All of the data that follows is to be printed exactly, without pictures.

• [THE DATA]:
:::::

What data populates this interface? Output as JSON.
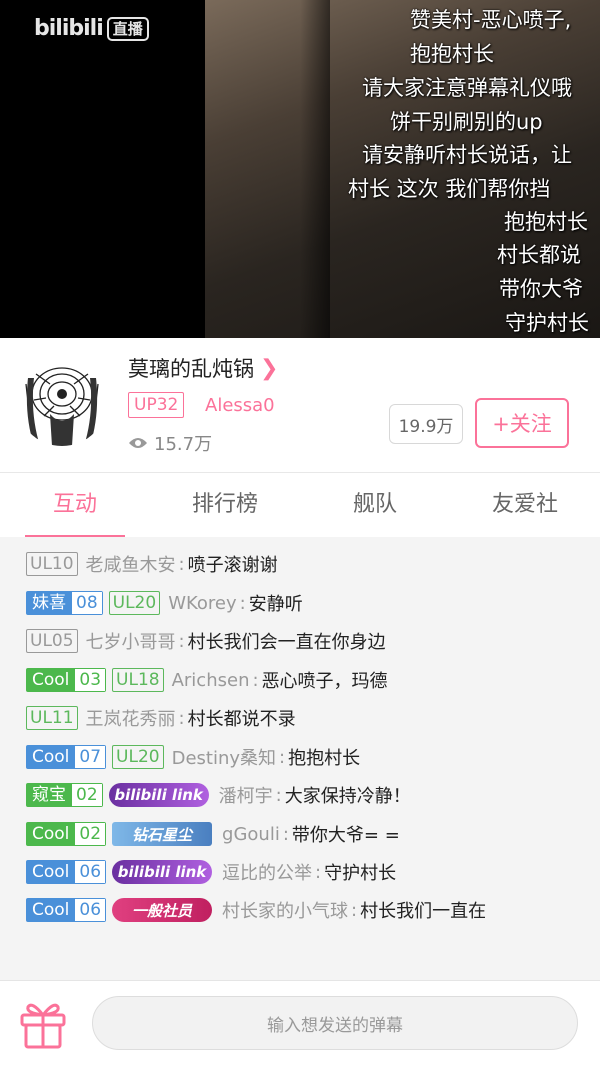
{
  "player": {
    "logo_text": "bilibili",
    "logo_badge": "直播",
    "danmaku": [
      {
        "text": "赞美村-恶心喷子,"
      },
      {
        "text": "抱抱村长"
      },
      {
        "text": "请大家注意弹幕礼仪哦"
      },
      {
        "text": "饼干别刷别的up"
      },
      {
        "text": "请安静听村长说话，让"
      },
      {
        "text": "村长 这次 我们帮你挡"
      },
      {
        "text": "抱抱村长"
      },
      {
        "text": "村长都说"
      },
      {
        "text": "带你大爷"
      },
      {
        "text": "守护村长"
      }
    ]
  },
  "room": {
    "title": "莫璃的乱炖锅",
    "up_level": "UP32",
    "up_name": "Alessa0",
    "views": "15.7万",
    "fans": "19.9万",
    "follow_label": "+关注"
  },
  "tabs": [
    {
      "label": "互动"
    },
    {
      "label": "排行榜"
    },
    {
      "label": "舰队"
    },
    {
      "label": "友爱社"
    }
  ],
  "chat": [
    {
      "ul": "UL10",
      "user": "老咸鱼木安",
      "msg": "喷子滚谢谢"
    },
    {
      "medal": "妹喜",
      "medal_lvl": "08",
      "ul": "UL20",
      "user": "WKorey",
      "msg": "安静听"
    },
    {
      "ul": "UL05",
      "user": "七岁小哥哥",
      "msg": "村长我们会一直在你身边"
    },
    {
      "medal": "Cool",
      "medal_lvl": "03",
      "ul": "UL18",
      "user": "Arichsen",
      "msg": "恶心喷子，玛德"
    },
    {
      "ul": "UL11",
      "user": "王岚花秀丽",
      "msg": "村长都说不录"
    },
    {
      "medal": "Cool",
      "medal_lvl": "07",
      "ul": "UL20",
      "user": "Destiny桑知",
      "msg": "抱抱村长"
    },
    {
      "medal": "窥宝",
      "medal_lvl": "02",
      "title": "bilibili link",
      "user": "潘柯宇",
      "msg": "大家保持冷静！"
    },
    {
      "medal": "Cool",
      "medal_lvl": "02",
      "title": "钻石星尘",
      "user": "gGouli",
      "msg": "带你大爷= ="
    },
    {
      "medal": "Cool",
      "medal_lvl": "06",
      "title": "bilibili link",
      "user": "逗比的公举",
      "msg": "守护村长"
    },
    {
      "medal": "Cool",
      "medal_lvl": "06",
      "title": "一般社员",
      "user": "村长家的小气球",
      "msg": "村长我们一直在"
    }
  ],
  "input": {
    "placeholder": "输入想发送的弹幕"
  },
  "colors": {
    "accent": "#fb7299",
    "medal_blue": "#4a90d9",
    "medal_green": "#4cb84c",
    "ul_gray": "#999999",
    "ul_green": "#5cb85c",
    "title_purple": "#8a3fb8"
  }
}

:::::

• [YOUR SOLUTION]:
What data populates this interface? Output as JSON.
{
  "player": {
    "logo_text": "bilibili",
    "logo_badge": "直播",
    "danmaku": [
      {
        "text": "赞美村-恶心喷子,"
      },
      {
        "text": "抱抱村长"
      },
      {
        "text": "请大家注意弹幕礼仪哦"
      },
      {
        "text": "饼干别刷别的up"
      },
      {
        "text": "请安静听村长说话，让"
      },
      {
        "text": "村长 这次 我们帮你挡"
      },
      {
        "text": "抱抱村长"
      },
      {
        "text": "村长都说"
      },
      {
        "text": "带你大爷"
      },
      {
        "text": "守护村长"
      }
    ]
  },
  "room": {
    "title": "莫璃的乱炖锅",
    "up_level": "UP32",
    "up_name": "Alessa0",
    "views": "15.7万",
    "fans": "19.9万",
    "follow_label": "+关注"
  },
  "tabs": [
    {
      "label": "互动"
    },
    {
      "label": "排行榜"
    },
    {
      "label": "舰队"
    },
    {
      "label": "友爱社"
    }
  ],
  "chat": [
    {
      "ul": "UL10",
      "user": "老咸鱼木安",
      "msg": "喷子滚谢谢"
    },
    {
      "medal": "妹喜",
      "medal_lvl": "08",
      "ul": "UL20",
      "user": "WKorey",
      "msg": "安静听"
    },
    {
      "ul": "UL05",
      "user": "七岁小哥哥",
      "msg": "村长我们会一直在你身边"
    },
    {
      "medal": "Cool",
      "medal_lvl": "03",
      "ul": "UL18",
      "user": "Arichsen",
      "msg": "恶心喷子，玛德"
    },
    {
      "ul": "UL11",
      "user": "王岚花秀丽",
      "msg": "村长都说不录"
    },
    {
      "medal": "Cool",
      "medal_lvl": "07",
      "ul": "UL20",
      "user": "Destiny桑知",
      "msg": "抱抱村长"
    },
    {
      "medal": "窥宝",
      "medal_lvl": "02",
      "title": "bilibili link",
      "user": "潘柯宇",
      "msg": "大家保持冷静！"
    },
    {
      "medal": "Cool",
      "medal_lvl": "02",
      "title": "钻石星尘",
      "user": "gGouli",
      "msg": "带你大爷= ="
    },
    {
      "medal": "Cool",
      "medal_lvl": "06",
      "title": "bilibili link",
      "user": "逗比的公举",
      "msg": "守护村长"
    },
    {
      "medal": "Cool",
      "medal_lvl": "06",
      "title": "一般社员",
      "user": "村长家的小气球",
      "msg": "村长我们一直在"
    }
  ],
  "input": {
    "placeholder": "输入想发送的弹幕"
  },
  "colors": {
    "accent": "#fb7299",
    "medal_blue": "#4a90d9",
    "medal_green": "#4cb84c",
    "ul_gray": "#999999",
    "ul_green": "#5cb85c",
    "title_purple": "#8a3fb8"
  }
}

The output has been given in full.